Our Landscape Product Marketing Manager, Eric Gilbey, PLA, ASLA, presented at the 2019 Digital Landscape Architecture Conference (DLA) on how BIM workflows benefit landscape architects. His takeaways speak to the industry’s ongoing evolution.
“Many landscape architects made the switch from hand drawing to CAD drafting as a matter of necessity. We needed tools that allowed us to collaborate easiest,” he said. “It’s been a similar process with adopting BIM.”
BIM lets landscape architects work more closely with architects, engineers, and other external collaborators — many of whom use BIM regularly — on projects with structural and civil requirements. “Architects and engineers have come to expect these BIM workflows,” Gilbey said. “Even for just the benefit of making better site design decisions, it’s a better workflow, anyway.”
Adopting a new workflow, however, isn't always a walk in the park.
For one, not all landscape-specific software options are capable of doing BIM, and not all BIM software options are purpose-built for the landscape architect, Gilbey said. Landscape architects often use an array of different software programs to append data to their models. Then, there’s the learning curve: It takes time to successfully implement BIM workflows, time at the cost of project efficiency. Moreover, what are firms to do with old software containing completed projects?
For Gilbey, Vectorworks Landmark is the solution.
BIM in Landmark
While much of the landscape architecture software out there hasn’t wholly integrated BIM workflows, Vectorworks Landmark has.
Data is crucial to design. That’s why Landmark lets you inform design decisions with live data visualization, such as slope analysis, water budgets, solar animations, and more.
All the data is in one, easy-to-access interface. You won’t have to slow your design process to scour spreadsheets.
A 3D model of Triangle Park. Masterplan design by Peter Walker & Partners (PWP) Landscape Architecture.
Whether importing, referencing, or exporting, Landmark supports the need landscape architects have to work with .dwg files, so AutoCAD projects need not be left behind — you can watch our video on importing .dwg files and performing intelligent site analysis, a process essential to design.

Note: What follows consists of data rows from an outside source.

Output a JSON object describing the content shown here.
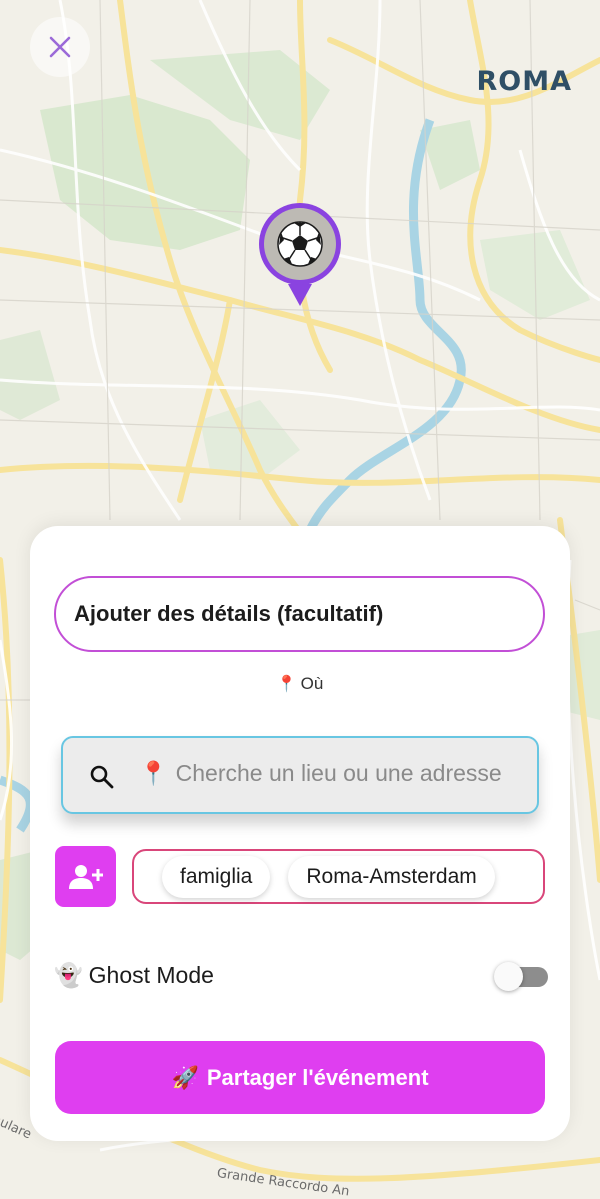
{
  "map": {
    "city_label": "ROMA",
    "road_labels": [
      "nulare",
      "Grande Raccordo An"
    ],
    "pin_icon": "soccer-ball-icon"
  },
  "close_icon": "close-icon",
  "form": {
    "details_placeholder": "Ajouter des détails (facultatif)",
    "where_label": "Où",
    "search_placeholder": "Cherche un lieu ou une adresse",
    "groups": [
      "famiglia",
      "Roma-Amsterdam"
    ],
    "ghost_mode_label": "Ghost Mode",
    "ghost_mode_enabled": false,
    "share_label": "Partager l'événement"
  },
  "colors": {
    "accent": "#df3ef0",
    "details_border": "#c24fd6",
    "search_border": "#68c6e2",
    "groups_border": "#d9467a",
    "pin_ring": "#8a43e0"
  }
}
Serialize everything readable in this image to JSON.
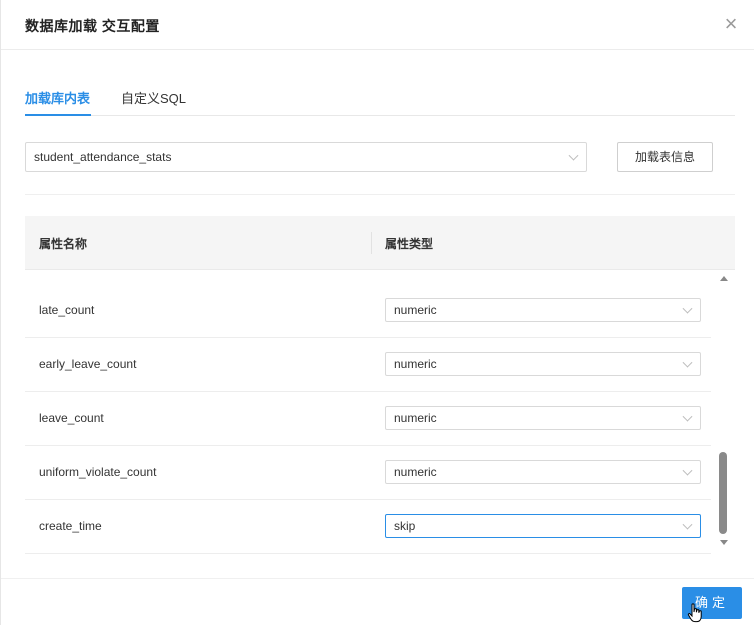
{
  "dialog": {
    "title": "数据库加载 交互配置",
    "close_glyph": "×"
  },
  "tabs": [
    {
      "label": "加载库内表",
      "active": true
    },
    {
      "label": "自定义SQL",
      "active": false
    }
  ],
  "table_select": {
    "value": "student_attendance_stats"
  },
  "load_button": {
    "label": "加载表信息"
  },
  "table": {
    "columns": [
      "属性名称",
      "属性类型"
    ],
    "rows": [
      {
        "name": "late_count",
        "type": "numeric"
      },
      {
        "name": "early_leave_count",
        "type": "numeric"
      },
      {
        "name": "leave_count",
        "type": "numeric"
      },
      {
        "name": "uniform_violate_count",
        "type": "numeric"
      },
      {
        "name": "create_time",
        "type": "skip"
      }
    ]
  },
  "footer": {
    "ok_label": "确定"
  },
  "colors": {
    "accent": "#2a8ee6"
  }
}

Gilbey also developed a guide for adopting landscape BIM, which you can find here for free.